### WORK INSTRUCTIONS
Search the material below for the string "JSON" and copy each line where it appears.

#### RECORDS FOR THE EXERCISE ####

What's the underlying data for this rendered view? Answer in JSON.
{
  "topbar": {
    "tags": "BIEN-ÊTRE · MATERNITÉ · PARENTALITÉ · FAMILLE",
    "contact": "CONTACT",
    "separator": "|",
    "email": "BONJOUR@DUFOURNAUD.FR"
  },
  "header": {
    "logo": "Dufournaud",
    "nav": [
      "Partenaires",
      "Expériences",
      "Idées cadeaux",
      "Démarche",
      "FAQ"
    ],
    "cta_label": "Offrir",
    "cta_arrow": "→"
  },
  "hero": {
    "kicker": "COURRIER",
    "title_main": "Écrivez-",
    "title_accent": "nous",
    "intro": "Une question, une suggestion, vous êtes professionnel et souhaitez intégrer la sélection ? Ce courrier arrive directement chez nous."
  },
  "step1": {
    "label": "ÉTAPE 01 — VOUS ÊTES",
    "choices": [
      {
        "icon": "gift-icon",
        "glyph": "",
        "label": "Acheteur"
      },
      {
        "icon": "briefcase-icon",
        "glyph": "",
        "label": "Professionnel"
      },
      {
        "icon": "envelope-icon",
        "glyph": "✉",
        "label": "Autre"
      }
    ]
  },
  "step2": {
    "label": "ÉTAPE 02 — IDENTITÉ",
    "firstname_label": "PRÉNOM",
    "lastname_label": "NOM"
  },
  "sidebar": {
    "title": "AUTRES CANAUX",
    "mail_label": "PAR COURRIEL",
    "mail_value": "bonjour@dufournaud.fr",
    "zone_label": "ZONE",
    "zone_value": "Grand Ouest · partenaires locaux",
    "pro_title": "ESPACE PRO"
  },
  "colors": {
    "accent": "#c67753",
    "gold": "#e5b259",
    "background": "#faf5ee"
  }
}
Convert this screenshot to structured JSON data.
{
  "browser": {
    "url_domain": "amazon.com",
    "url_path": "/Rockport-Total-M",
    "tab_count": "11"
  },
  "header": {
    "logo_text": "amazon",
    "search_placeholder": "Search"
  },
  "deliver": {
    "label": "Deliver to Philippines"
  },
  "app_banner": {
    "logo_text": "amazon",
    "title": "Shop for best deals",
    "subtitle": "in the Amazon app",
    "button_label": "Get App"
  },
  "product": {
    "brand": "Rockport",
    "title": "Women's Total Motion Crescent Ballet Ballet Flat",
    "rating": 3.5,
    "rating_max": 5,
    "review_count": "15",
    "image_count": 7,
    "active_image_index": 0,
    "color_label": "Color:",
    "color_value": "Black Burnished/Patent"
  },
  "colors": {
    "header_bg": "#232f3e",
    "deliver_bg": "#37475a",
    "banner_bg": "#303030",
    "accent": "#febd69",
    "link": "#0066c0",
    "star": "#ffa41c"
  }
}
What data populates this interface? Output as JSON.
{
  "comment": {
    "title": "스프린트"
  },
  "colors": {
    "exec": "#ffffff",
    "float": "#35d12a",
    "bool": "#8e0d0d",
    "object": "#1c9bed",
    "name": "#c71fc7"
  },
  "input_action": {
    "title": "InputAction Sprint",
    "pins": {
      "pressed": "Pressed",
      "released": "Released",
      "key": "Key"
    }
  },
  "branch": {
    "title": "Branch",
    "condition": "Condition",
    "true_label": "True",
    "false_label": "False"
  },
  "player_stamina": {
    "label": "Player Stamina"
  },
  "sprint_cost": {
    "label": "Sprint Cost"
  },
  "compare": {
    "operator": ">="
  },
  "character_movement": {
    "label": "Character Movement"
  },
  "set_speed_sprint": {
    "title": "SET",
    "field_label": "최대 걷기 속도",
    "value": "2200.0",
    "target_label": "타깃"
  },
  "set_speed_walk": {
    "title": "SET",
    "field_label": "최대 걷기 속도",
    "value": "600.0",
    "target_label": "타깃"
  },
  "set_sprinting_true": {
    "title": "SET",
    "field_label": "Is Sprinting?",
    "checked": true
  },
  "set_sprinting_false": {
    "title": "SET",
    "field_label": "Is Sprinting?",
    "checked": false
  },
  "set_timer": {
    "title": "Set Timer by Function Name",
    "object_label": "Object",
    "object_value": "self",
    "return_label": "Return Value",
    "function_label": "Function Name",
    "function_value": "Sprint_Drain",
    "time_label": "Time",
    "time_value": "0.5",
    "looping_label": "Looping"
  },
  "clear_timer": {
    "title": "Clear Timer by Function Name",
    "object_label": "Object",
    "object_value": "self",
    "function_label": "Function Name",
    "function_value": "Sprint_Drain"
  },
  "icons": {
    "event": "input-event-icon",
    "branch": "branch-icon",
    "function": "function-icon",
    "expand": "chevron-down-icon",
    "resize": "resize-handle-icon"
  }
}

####

### RESPONSE
What's the underlying data for this rendered view? Answer in JSON.
Convert this screenshot to structured JSON data.
What data populates this interface? Output as JSON.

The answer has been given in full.